I grew up in rural Iowa and spent most of my primary education during or after the farm crisis which drove many of the rural residents into the cities. As a result, our schools were small and our class sizes even smaller. When many people find out that I graduated high school with only seven other people in my class (and yes all of us did graduate), they often ask if I went to a one room school house. I of course didn't, but the three story brick building that housed our 6th through 12th grades, had plenty of room for the 70 to 80 students plus staff.

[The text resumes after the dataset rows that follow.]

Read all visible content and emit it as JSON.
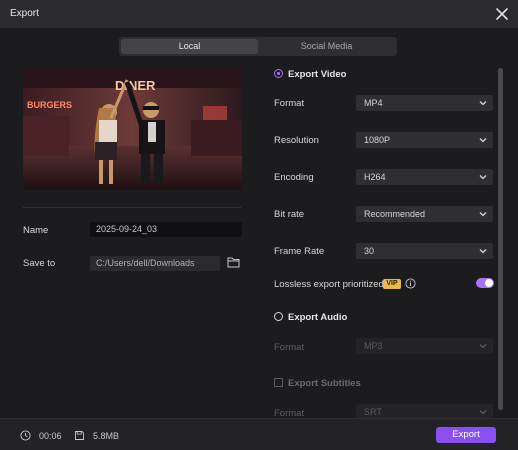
{
  "window": {
    "title": "Export"
  },
  "tabs": [
    {
      "label": "Local",
      "active": true
    },
    {
      "label": "Social Media",
      "active": false
    }
  ],
  "preview": {
    "sign_top": "DINER",
    "sign_left": "BURGERS"
  },
  "left": {
    "name_label": "Name",
    "name_value": "2025-09-24_03",
    "save_label": "Save to",
    "save_value": "C:/Users/dell/Downloads"
  },
  "video": {
    "section_label": "Export Video",
    "rows": [
      {
        "label": "Format",
        "value": "MP4"
      },
      {
        "label": "Resolution",
        "value": "1080P"
      },
      {
        "label": "Encoding",
        "value": "H264"
      },
      {
        "label": "Bit rate",
        "value": "Recommended"
      },
      {
        "label": "Frame Rate",
        "value": "30"
      }
    ],
    "lossless_label": "Lossless export prioritized",
    "vip_badge": "VIP",
    "lossless_enabled": true
  },
  "audio": {
    "section_label": "Export Audio",
    "format_label": "Format",
    "format_value": "MP3"
  },
  "subtitles": {
    "section_label": "Export Subtitles",
    "format_label": "Format",
    "format_value": "SRT"
  },
  "footer": {
    "duration": "00:06",
    "size": "5.8MB",
    "export_label": "Export"
  },
  "colors": {
    "accent": "#a874f5",
    "export_button": "#8a4ff0",
    "vip": "#e9b84a",
    "background": "#1c1c1f"
  }
}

My parents attended the same school back when class sizes were closer to 50 in size and even back then, it was considered a small enough school that there was always talk of closing it and merging it with neighboring county wide school districts. (The town I grew up near is right on the border between two counties.) As I attended school there years later, there was always talk of merging with neighboring districts but it never happened. Finally though it did happen and the school was torn down in 2006 and the lot sold, ironically to a boy who rode my school bus when I was a junior and senior in school and he was in kindergarten and first grade.
Last year, I discovered there was a Facebook group for graduates of that high school and I joined. Going through past posts, I found these two pictures shown here. The first one above is almost how I remember my time during school. The seniors used the lockers at the far end of the balcony though in my day, they were full length lockers and not as many of them as in this photo. Since we only used eight of them, the rest went to juniors and everyone else had lockers up on the third floor. Since I rode a rural bus, I got to school early so that the buses could do the town routes. With lots of time to kill, I would toss my bag in the locker and sit/lean on the railing in front of the double doors with the exit sign over the top. From that position, I could see everything going on and talk to people as they arrived to school. Eventually others would join us and in the minutes before classes started, pretty much all the upper classmen (9th through 12th grades) would be standing/leaning on the railing in groups talking about whatever. The 6th through 8th graders all had to stay in their classrooms.
The picture below is of the same area during the initial stages of deconstruction of the school. I'm guessing they must have knocked the roof in before taking this picture. It's kind of sad to see someplace you still could probably navigate blindfolded even after all these years torn apart and in a state of disrepair. Up until I saw these pictures, the school had been there and then one day it wasn't. It was kind of like tearing off a bandaid fast, a brief but quickly fading pain. Pictures of the demolition are more like pulling off the bandaid slowly.